Instead of displaying a crop of new work, for one exhibition period the space lies fallow. The floor space of the gallery is completely covered with soil and plant matter from nearby vacant land. Plants and seeds in the soil continue to grow over the course of the show, during which time the trade practices and commercial goals usually associated with an exhibition are slowed to processes of waiting and watching. Although withdrawn from “constructive” use, the exhibition space is far from empty, but rather full of richly non-productive time and process.

MAINstREetBUS, 2009, Bus wrap and interior advertising panels of #3 Main Street bus.

The MAINstREetBUS project appears as a photographic reflection of the street that the #3 Main bus travels.
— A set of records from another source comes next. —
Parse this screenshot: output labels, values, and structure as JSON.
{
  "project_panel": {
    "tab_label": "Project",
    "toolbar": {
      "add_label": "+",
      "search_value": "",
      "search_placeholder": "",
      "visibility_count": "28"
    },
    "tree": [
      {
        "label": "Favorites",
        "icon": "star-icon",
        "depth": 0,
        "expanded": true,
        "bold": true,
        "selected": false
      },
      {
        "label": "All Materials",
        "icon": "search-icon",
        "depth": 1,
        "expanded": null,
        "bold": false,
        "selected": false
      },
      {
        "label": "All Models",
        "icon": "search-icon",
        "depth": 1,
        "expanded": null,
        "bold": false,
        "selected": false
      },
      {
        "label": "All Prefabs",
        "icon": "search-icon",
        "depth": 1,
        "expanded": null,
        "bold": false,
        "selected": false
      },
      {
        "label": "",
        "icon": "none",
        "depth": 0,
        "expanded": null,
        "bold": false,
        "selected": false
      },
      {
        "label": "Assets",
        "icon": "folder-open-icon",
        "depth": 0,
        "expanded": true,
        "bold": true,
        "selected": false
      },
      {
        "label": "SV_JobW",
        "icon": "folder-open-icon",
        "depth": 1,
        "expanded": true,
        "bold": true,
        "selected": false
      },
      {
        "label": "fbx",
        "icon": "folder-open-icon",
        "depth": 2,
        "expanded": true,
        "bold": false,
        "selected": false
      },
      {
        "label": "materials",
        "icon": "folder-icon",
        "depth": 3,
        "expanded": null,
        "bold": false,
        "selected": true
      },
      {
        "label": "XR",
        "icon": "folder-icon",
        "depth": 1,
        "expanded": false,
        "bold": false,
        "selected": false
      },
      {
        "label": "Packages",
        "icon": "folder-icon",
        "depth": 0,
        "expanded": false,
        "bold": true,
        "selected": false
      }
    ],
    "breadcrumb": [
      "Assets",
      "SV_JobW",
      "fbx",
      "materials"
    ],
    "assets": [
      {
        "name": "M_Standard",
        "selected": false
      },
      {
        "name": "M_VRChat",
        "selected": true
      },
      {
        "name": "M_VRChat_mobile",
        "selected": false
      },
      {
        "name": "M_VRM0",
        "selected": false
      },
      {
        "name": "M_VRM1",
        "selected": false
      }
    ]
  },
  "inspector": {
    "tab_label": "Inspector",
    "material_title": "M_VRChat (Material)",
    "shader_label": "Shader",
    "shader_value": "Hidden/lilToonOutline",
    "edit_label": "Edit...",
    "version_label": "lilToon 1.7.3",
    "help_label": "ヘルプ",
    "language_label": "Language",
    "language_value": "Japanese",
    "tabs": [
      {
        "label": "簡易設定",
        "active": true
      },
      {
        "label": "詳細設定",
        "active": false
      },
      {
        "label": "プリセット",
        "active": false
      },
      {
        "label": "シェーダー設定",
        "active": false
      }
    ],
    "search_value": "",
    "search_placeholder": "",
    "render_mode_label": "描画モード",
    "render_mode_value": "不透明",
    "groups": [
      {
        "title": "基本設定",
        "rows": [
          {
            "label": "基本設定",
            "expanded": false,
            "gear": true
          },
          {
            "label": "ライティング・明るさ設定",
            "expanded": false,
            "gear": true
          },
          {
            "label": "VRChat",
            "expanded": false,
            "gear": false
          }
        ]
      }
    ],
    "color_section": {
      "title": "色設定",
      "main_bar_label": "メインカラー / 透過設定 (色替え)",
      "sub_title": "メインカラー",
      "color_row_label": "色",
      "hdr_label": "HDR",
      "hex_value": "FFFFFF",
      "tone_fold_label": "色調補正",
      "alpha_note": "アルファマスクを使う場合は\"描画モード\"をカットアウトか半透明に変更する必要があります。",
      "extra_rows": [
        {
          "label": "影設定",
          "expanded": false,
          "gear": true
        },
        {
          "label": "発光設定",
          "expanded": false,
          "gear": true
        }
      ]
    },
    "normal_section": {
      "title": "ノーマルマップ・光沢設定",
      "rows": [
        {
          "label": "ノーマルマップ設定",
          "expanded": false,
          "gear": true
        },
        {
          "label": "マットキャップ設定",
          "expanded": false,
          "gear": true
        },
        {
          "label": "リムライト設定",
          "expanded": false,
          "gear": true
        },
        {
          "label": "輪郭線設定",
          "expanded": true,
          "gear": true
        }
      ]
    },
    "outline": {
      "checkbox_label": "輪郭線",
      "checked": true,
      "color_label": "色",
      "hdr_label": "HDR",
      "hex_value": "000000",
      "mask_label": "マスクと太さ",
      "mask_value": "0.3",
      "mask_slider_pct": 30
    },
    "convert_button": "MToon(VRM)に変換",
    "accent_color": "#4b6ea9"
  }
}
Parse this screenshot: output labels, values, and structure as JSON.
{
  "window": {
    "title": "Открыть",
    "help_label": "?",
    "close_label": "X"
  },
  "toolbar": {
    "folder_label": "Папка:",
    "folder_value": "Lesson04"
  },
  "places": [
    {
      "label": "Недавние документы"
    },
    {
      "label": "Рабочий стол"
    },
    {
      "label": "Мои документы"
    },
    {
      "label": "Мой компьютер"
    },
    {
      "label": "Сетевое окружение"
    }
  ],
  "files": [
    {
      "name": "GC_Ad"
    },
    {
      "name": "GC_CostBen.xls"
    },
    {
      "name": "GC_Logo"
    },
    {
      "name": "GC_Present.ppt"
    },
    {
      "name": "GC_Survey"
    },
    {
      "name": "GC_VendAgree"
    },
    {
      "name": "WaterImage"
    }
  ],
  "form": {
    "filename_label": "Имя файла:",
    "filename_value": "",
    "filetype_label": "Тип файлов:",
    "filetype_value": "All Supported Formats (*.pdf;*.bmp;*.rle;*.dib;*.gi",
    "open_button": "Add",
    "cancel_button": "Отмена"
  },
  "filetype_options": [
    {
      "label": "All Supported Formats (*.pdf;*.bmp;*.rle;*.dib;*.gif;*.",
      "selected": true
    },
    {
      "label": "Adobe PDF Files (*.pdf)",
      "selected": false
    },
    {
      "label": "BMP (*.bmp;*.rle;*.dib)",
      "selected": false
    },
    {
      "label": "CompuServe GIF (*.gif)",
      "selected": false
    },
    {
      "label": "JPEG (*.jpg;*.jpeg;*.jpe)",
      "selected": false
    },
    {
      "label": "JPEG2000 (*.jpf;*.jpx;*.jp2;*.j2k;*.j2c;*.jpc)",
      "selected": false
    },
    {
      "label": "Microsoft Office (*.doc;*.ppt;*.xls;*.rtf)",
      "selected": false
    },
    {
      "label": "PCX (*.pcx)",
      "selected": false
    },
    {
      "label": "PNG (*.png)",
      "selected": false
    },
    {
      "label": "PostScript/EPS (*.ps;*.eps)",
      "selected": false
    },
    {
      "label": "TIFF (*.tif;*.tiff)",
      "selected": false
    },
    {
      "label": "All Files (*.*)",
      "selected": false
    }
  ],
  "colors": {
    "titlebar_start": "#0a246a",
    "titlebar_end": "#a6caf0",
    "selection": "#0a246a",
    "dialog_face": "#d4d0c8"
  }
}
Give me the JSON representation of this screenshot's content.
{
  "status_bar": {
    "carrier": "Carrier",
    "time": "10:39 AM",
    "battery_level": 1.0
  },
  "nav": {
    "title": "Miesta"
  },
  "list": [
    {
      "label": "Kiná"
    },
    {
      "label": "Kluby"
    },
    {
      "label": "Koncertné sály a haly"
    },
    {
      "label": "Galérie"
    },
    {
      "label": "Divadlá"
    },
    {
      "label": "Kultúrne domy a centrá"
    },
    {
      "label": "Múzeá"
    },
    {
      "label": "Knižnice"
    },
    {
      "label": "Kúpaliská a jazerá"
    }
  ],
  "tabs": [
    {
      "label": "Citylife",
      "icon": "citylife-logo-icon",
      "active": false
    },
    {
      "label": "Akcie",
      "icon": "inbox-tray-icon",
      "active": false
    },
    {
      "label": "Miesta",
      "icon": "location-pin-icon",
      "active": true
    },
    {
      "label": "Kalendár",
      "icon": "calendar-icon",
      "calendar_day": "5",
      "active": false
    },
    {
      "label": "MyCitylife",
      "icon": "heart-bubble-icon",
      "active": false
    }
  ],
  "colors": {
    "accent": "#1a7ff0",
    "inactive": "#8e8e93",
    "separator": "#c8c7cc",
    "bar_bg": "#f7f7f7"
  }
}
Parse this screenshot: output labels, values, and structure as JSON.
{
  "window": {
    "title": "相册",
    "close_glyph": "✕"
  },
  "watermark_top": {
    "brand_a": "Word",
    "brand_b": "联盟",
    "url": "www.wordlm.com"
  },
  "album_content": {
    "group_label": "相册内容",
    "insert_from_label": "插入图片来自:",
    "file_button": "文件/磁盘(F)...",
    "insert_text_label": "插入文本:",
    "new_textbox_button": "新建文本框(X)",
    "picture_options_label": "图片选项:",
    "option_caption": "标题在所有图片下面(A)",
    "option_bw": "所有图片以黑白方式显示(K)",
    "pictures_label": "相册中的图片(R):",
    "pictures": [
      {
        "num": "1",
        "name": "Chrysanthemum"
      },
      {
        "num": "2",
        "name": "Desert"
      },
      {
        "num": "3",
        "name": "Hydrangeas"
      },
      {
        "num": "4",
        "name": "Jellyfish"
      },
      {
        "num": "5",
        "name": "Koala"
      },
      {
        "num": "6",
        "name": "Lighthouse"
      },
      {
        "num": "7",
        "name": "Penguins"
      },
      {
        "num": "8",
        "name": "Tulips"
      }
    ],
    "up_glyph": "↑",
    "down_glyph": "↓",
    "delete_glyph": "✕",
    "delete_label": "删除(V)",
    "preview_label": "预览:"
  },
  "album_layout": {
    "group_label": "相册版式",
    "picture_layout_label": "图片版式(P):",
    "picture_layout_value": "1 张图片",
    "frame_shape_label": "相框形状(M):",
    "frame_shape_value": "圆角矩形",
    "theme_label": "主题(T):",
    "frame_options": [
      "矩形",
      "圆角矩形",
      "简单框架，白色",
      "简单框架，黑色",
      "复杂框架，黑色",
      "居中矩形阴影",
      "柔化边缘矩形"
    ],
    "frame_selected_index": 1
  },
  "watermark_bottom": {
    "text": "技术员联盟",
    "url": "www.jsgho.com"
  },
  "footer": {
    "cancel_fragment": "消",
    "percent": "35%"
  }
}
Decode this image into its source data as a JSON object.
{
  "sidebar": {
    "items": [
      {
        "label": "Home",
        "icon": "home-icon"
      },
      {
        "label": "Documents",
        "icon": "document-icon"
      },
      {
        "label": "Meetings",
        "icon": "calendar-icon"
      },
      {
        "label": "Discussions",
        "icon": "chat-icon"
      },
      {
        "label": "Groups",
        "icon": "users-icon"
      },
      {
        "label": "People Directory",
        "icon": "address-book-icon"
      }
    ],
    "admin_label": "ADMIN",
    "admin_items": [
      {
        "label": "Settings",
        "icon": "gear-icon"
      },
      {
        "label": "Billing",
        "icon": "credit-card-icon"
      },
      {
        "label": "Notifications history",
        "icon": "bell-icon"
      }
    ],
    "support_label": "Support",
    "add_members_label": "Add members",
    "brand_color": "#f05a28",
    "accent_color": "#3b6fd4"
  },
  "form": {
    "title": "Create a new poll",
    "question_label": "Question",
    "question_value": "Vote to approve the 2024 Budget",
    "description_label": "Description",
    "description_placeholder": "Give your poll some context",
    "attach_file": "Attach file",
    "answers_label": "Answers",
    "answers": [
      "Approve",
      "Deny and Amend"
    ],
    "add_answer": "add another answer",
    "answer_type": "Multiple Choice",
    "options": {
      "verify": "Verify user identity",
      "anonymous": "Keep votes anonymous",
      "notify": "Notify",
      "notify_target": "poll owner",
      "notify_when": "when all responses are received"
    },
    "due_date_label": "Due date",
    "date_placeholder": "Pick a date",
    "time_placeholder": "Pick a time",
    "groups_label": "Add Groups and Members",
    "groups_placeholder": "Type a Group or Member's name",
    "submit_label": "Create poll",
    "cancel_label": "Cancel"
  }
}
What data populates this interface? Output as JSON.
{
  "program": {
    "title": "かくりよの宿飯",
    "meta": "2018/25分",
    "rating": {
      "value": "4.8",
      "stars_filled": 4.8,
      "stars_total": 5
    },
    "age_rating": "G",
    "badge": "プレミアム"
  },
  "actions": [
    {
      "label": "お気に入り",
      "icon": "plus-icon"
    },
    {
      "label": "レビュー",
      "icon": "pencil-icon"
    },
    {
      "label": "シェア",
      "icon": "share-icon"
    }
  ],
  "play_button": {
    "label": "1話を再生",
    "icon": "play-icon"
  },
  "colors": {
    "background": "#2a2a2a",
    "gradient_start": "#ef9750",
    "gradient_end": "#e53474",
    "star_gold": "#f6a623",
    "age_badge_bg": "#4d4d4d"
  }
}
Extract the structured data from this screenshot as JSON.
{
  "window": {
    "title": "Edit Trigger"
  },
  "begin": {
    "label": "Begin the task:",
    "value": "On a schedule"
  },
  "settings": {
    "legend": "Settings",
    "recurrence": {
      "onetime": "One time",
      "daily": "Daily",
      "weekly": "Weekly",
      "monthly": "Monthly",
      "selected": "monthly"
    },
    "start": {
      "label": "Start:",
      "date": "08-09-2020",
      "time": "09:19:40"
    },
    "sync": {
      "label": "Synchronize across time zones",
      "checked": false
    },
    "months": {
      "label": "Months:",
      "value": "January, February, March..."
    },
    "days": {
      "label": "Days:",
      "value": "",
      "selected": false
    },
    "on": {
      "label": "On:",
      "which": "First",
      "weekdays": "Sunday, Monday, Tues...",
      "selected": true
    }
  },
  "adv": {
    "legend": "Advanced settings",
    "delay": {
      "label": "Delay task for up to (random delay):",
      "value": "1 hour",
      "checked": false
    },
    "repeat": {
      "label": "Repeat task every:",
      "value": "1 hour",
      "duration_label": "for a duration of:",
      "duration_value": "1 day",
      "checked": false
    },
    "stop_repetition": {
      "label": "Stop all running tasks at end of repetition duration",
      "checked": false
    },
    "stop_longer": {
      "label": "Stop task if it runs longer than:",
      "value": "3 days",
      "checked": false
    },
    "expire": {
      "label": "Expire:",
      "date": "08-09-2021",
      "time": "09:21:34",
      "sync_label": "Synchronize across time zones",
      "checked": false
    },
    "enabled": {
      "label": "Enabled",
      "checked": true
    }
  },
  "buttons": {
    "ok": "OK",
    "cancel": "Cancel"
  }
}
The interior advertising panels of one bus form a sort of panoramic photo essay focusing on businesses, sights and locations on Main Street. The bus exterior is completely wrapped in a camouflage pattern of imagery depicting these surroundings. The image create a relationship between the street and the bus, possibly returning bus riders’ attention back to the very surroundings through the bus traverses — surroundings that may be so familiar we tend to overlook them.

SeeSawSeat prototype, 2011, 16 x 96 x 16, anodized aluminm and ipe wood.

SeeSawSeat is a public bench that presents a modest and playful conundrum to those who encounter it. Its seat pivots atop a central fulcrum, becoming a teeter-totter. Uncomfortable when used by only one person, the individuals that encounter it will soon deduce that it is best experienced with another person, so the seat becomes a tool for social exchange.

DIY Field, 2011, Metal posts with interactive LED lights.

DIY Field is an interactive grid of 38 pedestrian-scale light posts on a sloped piece of ground in Winnipeg’s Central Park. In keeping with the themes of play developed throughout the park, each post’s light and colour is controllable by park users, creating a flexible field that is configurable by individuals for emergent game play and other uses.

The poles recall game- and sports equipment such as pylons, slalom markers, goal posts, and signaling devices. They minimally articulate a space that is otherwise left open for the public to animate and invent uses. Besides creating a situation for play by giving users and residents a measure of control over the character and mood of the space, the project also communicates a vision of public space that is shaped by how it is used and negotiated by citizens in real life, as much by how it is planned.